## RECORDED DATA

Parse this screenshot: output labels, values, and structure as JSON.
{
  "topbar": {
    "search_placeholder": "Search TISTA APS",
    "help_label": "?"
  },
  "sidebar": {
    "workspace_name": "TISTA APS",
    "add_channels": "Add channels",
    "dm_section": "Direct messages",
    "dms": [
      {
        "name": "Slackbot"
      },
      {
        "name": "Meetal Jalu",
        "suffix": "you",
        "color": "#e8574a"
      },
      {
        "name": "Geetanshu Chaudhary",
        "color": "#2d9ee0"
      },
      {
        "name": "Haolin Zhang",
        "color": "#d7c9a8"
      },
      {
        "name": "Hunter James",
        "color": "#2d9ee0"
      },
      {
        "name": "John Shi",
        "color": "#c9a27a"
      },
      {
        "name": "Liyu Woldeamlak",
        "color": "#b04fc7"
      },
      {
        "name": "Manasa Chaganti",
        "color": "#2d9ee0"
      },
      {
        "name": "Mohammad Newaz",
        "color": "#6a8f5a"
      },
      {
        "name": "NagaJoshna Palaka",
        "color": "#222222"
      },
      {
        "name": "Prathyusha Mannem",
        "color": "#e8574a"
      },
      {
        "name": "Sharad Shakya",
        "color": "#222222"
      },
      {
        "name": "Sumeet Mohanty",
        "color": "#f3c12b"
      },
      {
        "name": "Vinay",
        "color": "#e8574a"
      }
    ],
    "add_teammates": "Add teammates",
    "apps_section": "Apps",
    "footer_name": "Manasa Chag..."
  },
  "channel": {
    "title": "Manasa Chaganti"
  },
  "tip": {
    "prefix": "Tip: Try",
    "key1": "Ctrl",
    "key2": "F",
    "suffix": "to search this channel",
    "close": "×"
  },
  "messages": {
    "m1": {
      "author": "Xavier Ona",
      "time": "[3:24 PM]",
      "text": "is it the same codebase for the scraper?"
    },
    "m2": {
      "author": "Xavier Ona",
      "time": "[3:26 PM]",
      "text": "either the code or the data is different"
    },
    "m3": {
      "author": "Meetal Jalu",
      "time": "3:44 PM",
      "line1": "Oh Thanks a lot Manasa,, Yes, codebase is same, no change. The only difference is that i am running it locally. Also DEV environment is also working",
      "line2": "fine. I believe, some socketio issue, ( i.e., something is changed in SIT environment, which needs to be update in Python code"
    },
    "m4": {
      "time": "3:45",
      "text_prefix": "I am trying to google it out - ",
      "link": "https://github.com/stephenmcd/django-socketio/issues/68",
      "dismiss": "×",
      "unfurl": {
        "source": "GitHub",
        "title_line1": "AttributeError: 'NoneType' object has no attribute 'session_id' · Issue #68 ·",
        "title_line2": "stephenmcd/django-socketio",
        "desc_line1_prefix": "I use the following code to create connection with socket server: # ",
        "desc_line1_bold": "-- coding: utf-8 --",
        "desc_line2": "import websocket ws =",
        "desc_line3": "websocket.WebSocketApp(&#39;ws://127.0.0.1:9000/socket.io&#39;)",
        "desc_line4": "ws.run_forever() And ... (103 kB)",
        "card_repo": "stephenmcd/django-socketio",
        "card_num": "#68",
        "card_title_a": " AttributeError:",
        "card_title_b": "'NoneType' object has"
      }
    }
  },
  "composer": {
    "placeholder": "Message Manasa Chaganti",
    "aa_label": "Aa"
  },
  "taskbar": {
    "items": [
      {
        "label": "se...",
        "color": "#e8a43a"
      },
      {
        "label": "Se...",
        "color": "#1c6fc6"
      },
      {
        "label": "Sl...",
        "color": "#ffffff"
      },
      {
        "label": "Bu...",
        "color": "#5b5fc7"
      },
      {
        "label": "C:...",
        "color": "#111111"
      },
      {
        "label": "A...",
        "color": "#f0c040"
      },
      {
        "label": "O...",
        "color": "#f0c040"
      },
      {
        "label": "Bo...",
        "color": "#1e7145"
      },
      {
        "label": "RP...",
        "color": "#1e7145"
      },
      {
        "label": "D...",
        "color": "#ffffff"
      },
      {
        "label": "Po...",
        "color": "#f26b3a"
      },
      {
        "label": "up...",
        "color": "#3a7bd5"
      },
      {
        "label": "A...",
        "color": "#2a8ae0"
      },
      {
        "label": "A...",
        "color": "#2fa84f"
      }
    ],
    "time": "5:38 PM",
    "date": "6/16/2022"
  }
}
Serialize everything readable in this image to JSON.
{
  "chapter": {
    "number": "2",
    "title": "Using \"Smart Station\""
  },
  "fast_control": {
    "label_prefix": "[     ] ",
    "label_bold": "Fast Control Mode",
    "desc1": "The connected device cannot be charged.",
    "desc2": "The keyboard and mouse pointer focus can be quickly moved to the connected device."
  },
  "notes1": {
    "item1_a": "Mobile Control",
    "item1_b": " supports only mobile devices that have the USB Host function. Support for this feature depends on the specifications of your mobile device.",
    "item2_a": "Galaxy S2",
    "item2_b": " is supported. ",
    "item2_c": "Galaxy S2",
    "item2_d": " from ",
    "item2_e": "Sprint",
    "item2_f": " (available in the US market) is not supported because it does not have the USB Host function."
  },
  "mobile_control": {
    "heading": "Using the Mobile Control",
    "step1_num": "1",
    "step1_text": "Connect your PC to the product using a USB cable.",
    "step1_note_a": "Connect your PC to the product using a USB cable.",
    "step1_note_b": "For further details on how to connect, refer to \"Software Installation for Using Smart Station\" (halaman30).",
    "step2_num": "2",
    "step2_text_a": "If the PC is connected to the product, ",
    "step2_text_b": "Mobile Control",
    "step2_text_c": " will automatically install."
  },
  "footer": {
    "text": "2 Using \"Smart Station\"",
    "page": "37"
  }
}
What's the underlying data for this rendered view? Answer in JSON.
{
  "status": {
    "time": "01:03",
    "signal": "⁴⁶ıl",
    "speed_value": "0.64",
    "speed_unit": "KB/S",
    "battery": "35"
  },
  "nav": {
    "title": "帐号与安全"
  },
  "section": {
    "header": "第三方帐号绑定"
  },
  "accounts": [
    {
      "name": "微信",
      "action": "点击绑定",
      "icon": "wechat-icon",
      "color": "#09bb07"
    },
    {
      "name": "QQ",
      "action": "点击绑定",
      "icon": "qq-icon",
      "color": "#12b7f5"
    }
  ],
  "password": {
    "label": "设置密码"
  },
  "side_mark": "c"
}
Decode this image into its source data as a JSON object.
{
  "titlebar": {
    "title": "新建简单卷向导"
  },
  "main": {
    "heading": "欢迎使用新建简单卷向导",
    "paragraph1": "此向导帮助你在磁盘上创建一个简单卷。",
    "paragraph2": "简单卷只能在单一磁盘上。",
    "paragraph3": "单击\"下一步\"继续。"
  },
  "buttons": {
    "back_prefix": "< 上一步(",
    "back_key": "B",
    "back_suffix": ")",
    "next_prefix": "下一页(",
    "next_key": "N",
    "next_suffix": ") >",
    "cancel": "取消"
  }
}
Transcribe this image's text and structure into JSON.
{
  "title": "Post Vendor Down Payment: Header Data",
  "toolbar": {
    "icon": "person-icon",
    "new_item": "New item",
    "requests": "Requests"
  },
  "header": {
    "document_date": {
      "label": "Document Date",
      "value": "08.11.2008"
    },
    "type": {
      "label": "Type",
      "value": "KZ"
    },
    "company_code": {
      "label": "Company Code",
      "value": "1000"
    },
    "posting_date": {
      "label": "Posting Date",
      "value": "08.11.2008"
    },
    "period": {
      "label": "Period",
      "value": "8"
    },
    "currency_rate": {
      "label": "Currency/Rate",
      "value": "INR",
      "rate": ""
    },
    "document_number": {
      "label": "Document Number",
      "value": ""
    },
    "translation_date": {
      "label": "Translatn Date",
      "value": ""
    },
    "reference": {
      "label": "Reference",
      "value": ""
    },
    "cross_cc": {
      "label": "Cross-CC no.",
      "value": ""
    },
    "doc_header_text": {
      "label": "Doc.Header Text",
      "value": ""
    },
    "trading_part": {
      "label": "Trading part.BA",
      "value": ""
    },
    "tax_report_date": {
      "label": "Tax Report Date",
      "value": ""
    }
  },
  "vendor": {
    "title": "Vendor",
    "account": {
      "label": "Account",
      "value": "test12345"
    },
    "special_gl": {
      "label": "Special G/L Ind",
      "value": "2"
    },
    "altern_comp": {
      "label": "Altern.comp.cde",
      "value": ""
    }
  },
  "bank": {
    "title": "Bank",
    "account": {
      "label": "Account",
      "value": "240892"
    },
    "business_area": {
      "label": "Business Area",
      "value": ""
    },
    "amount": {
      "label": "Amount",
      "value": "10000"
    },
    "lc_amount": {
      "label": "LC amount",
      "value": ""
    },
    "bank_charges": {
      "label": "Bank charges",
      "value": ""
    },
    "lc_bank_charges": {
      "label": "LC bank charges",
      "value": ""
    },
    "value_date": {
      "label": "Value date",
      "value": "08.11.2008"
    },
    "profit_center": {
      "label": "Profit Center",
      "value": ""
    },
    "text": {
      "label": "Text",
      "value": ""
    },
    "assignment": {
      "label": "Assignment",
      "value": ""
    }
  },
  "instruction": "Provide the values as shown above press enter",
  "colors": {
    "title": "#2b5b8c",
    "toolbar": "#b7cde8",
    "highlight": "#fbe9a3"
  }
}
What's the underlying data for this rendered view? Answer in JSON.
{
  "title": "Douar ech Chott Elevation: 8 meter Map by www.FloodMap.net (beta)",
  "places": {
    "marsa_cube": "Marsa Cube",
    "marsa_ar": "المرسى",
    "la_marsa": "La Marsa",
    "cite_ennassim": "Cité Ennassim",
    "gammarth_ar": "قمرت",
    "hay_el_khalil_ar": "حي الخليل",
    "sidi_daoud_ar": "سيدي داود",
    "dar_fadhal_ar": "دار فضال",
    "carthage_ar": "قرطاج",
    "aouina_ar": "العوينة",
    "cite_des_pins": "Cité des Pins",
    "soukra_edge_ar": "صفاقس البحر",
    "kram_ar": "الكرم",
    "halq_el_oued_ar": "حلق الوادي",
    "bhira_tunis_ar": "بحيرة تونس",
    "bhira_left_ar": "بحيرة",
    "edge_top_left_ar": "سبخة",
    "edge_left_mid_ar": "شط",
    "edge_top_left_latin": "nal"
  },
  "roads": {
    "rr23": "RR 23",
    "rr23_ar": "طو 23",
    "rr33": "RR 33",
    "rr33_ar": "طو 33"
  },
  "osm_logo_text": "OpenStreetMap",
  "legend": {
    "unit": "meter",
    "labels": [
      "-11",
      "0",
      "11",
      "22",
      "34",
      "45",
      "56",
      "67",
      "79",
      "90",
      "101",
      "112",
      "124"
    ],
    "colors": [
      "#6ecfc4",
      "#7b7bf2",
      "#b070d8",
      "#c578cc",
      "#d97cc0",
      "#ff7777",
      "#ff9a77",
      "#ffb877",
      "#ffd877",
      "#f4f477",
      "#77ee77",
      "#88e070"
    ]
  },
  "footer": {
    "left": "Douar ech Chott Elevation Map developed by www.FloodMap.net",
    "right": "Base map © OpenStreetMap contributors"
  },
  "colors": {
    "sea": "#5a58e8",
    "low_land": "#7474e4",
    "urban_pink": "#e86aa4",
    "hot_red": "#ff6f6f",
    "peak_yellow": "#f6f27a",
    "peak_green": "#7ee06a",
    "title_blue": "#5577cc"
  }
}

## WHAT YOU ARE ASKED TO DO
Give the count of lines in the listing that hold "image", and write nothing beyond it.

## FINISHED TASK
3